Thursday, May 18, 2006

Codex, Roll, and Libraries in Oxyrhynchus

This is the title of another article in the current edition of the Tyndale Bulletin by Don C. Barker (Macquarie University, Sydney). Barker reconstructs the contents of This is basically a comparison between the remnants of the first of two secular library collections found at Oxyrhynchus in 1906 (a basket full of nine classical works from the second and third centuries). Barker runs a multi-level comparison between these texts and early Christian texts from the same period and location, focusing especially (but not exclusively) on format issues.

Here is the abstract:

  • The fragmented discards of a library from the ancient city of Oxyrhynchus in middle Egypt provide us with an excellent ‘sample’ to conduct a comparative analysis with the contemporary Christian books from the same city. Both the secular and the Christian books in general share common features except for their construction: the library books are rolls whereas the Christian books are in the codex format.

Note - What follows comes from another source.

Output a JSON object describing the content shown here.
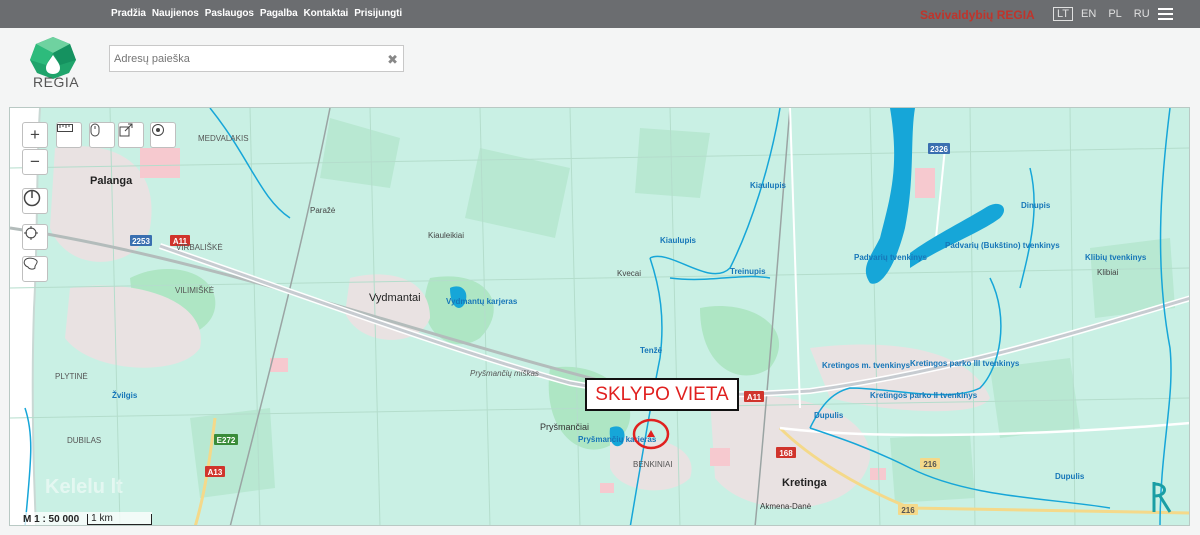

What led the Christians to choose this ‘new technology’? Could it be that the driving reason was the protection of the contents against tampering?


Anonymous said...

I should think the driving reason would be obvious:

Sword drills

Peter M. Head said...

"sword drills"? If you mean the facility for random over against sequential access then I think you are right - that must be a factor in the popularity of the codex.